This is not merely captious criticism. It has a basis of very important practical golf behind it. If one permits any idea whatever of gravity taking any part of the command in the head of the club, it stands to reason that the influence of that

Stance and Address for Putting

Stance and Address for Putting.

Finish of Put

Finish of Put.

JEROME D. TRAVERS.

thought must be in the direction of making the iron stroke a sweep, which it most distinctly is not. Even James Braid, who in some places goes "right out" for the sweep notion, refuses to father it for the iron clubs. He says the stroke herein is a hit and the player must remember that.

It is of course of great importance to try to regulate your length by the length of your swing. It is of equal importance to try always to use the same amount of muscular exertion so that you may have one constant factor in your play, but any idea of leaving any part of the iron stroke to "Nature" is surely as futile as waiting about for Mother Nature to declare what kind of a putting style she means you to use. Moreover, even if one does accustom oneself always "to swing to just the right length and with always the same amount of force applied," the rest is not "in the hands of Nature."

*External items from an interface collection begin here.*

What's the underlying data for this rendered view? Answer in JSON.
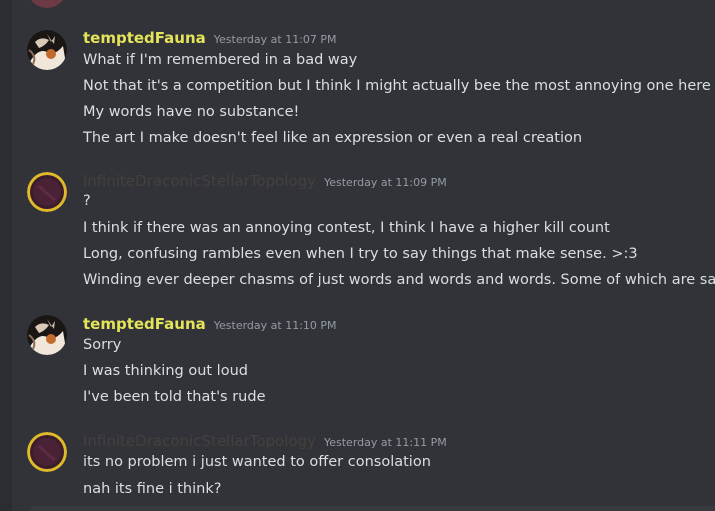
{
  "messages": [
    {
      "username": "temptedFauna",
      "timestamp": "Yesterday at 11:07 PM",
      "lines": [
        "What if I'm remembered in a bad way",
        "Not that it's a competition but I think I might actually bee the most annoying one here",
        "My words have no substance!",
        "The art I make doesn't feel like an expression or even a real creation"
      ]
    },
    {
      "username": "InfiniteDraconicStellarTopology",
      "timestamp": "Yesterday at 11:09 PM",
      "lines": [
        "?",
        "I think if there was an annoying contest, I think I have a higher kill count",
        "Long, confusing rambles even when I try to say things that make sense. >:3",
        "Winding ever deeper chasms of just words and words and words. Some of which are sane."
      ]
    },
    {
      "username": "temptedFauna",
      "timestamp": "Yesterday at 11:10 PM",
      "lines": [
        "Sorry",
        "I was thinking out loud",
        "I've been told that's rude"
      ]
    },
    {
      "username": "InfiniteDraconicStellarTopology",
      "timestamp": "Yesterday at 11:11 PM",
      "lines": [
        "its no problem i just wanted to offer consolation",
        "nah its fine i think?"
      ]
    }
  ],
  "colors": {
    "background": "#313338",
    "fauna_name": "#e4e45a",
    "idst_name": "#44403f",
    "text": "#dbdee1",
    "timestamp": "#949ba4"
  }
}
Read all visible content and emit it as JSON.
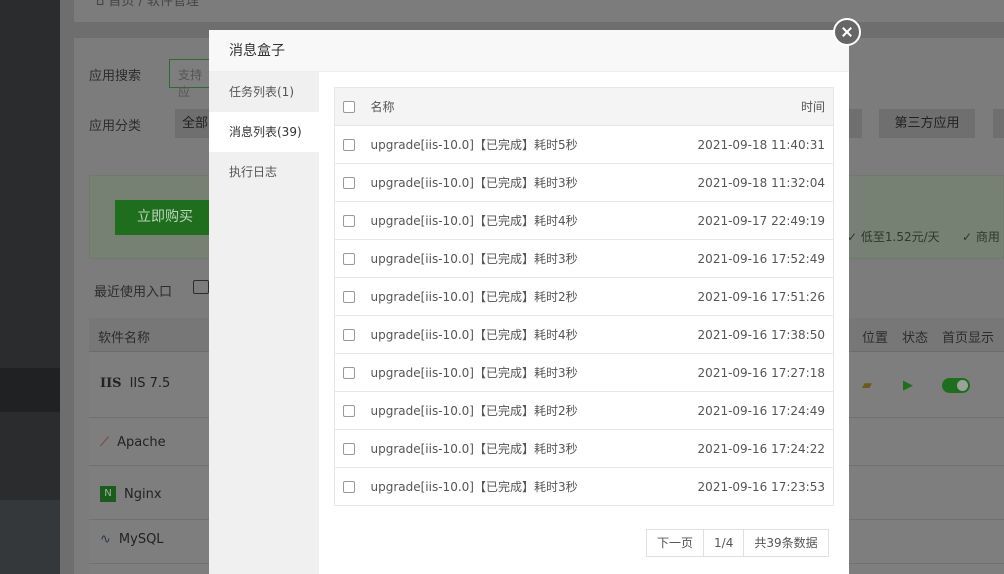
{
  "background": {
    "breadcrumb": "首页 / 软件管理",
    "search_label": "应用搜索",
    "search_placeholder": "支持应",
    "category_label": "应用分类",
    "category_all": "全部",
    "category_third": "第三方应用",
    "buy_button": "立即购买",
    "promo_price": "✓ 低至1.52元/天",
    "promo_commercial": "✓ 商用",
    "recent_label": "最近使用入口",
    "table_header_name": "软件名称",
    "table_header_location": "位置",
    "table_header_status": "状态",
    "table_header_home": "首页显示",
    "software": [
      {
        "icon": "IIS",
        "name": "IIS 7.5"
      },
      {
        "icon": "feather",
        "name": "Apache"
      },
      {
        "icon": "N",
        "name": "Nginx"
      },
      {
        "icon": "dolphin",
        "name": "MySQL"
      }
    ]
  },
  "modal": {
    "title": "消息盒子",
    "tabs": [
      {
        "label": "任务列表(1)"
      },
      {
        "label": "消息列表(39)"
      },
      {
        "label": "执行日志"
      }
    ],
    "table": {
      "header_name": "名称",
      "header_time": "时间",
      "rows": [
        {
          "name": "upgrade[iis-10.0]【已完成】耗时5秒",
          "time": "2021-09-18 11:40:31"
        },
        {
          "name": "upgrade[iis-10.0]【已完成】耗时3秒",
          "time": "2021-09-18 11:32:04"
        },
        {
          "name": "upgrade[iis-10.0]【已完成】耗时4秒",
          "time": "2021-09-17 22:49:19"
        },
        {
          "name": "upgrade[iis-10.0]【已完成】耗时3秒",
          "time": "2021-09-16 17:52:49"
        },
        {
          "name": "upgrade[iis-10.0]【已完成】耗时2秒",
          "time": "2021-09-16 17:51:26"
        },
        {
          "name": "upgrade[iis-10.0]【已完成】耗时4秒",
          "time": "2021-09-16 17:38:50"
        },
        {
          "name": "upgrade[iis-10.0]【已完成】耗时3秒",
          "time": "2021-09-16 17:27:18"
        },
        {
          "name": "upgrade[iis-10.0]【已完成】耗时2秒",
          "time": "2021-09-16 17:24:49"
        },
        {
          "name": "upgrade[iis-10.0]【已完成】耗时3秒",
          "time": "2021-09-16 17:24:22"
        },
        {
          "name": "upgrade[iis-10.0]【已完成】耗时3秒",
          "time": "2021-09-16 17:23:53"
        }
      ]
    },
    "pager": {
      "next": "下一页",
      "page": "1/4",
      "total": "共39条数据"
    }
  },
  "colors": {
    "accent_green": "#20a53a"
  }
}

These flowery and general statements are of no earthly use to any one who is seeking practical assistance in golf. They annoy me because they are so utterly different from what Harry Vardon would himself tell one. He would talk golf to one in his simple, straightforward, sportsmanlike manner. Instead of trying to leave you in the gloom with Mother Nature he would tell you that after you have obtained control of length and strength of swing there is much that remains to be done; and that it mainly depends on your own common sense and application, and that if you leave it to gravity and Nature you will never be able to play an iron shot.